* **Data section**:
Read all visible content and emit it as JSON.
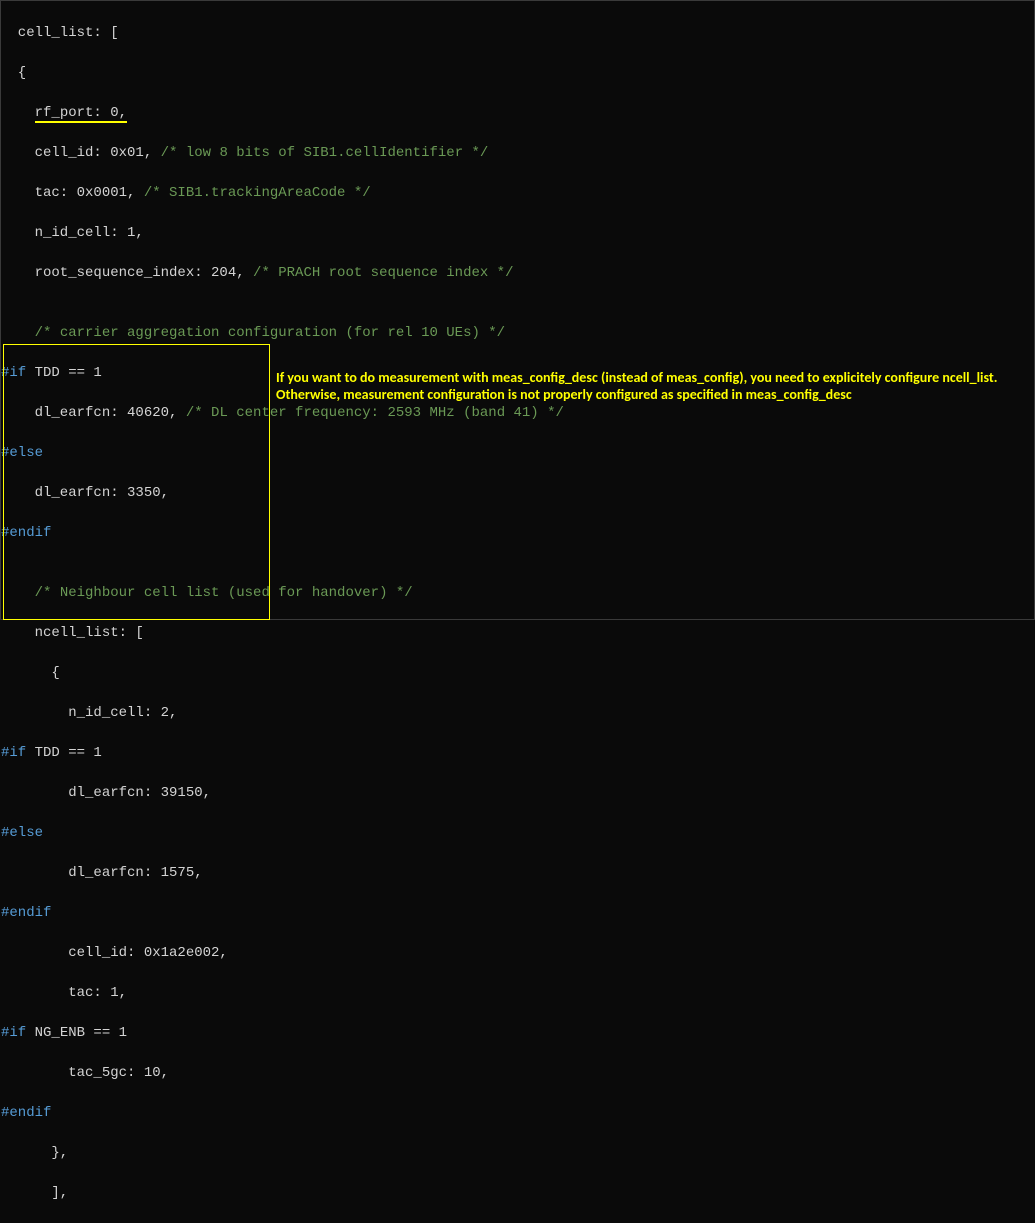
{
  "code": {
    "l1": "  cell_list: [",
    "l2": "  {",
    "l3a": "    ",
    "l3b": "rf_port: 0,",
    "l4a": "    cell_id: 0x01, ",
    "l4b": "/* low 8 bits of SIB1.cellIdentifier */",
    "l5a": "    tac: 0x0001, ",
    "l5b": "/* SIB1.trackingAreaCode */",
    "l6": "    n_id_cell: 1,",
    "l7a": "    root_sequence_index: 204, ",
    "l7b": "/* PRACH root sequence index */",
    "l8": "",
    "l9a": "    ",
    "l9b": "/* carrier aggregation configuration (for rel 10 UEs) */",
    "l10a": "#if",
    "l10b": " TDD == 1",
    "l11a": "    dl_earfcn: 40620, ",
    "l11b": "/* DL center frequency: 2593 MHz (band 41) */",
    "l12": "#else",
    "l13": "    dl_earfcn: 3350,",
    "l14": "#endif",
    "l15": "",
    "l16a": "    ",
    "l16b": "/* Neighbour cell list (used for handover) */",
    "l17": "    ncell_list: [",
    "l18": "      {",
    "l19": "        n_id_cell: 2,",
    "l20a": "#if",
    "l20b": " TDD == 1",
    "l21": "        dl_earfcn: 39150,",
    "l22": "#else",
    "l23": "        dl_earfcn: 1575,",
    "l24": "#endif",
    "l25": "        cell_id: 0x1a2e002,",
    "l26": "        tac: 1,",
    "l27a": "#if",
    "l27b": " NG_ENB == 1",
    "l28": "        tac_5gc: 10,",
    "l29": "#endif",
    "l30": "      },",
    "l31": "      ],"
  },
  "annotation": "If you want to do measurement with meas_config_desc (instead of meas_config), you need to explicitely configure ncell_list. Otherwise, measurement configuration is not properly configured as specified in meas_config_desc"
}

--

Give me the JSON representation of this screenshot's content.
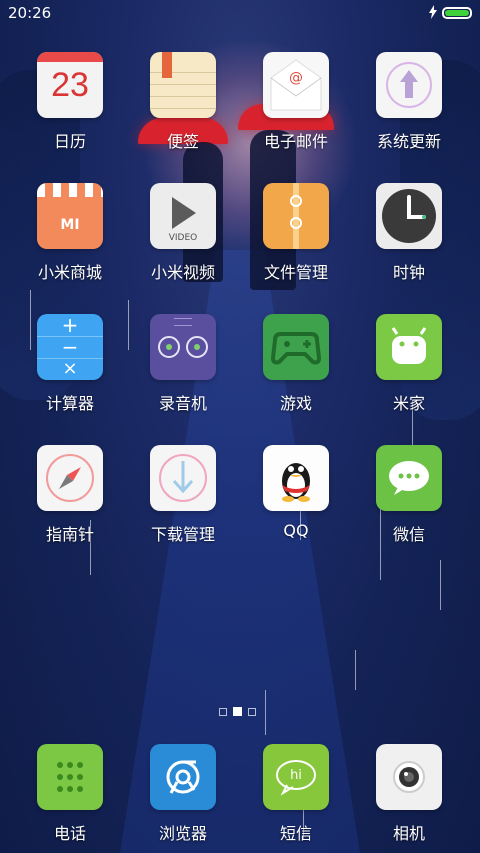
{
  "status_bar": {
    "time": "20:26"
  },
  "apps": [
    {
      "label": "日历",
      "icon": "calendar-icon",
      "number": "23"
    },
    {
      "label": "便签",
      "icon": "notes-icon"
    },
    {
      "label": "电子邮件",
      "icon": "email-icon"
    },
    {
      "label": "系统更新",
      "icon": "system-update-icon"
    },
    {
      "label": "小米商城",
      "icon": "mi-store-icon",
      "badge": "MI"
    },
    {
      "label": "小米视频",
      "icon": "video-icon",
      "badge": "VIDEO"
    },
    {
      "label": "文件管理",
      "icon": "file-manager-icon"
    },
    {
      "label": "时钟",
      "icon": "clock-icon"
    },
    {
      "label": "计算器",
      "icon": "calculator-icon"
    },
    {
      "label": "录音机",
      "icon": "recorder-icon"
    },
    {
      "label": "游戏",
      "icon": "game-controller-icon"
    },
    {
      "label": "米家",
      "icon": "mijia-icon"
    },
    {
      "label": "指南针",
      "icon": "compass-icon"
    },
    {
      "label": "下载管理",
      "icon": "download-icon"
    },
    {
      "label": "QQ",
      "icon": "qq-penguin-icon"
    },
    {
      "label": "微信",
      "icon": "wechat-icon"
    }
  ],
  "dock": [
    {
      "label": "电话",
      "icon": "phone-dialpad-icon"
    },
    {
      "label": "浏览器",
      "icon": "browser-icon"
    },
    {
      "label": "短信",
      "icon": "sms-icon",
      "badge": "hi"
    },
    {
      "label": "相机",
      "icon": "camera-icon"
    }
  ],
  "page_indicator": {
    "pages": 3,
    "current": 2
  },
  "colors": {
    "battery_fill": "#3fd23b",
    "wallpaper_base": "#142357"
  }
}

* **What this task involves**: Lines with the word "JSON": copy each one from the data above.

* **Task result**:
Read all visible content and emit it as JSON.
Give me the JSON representation of this screenshot's content.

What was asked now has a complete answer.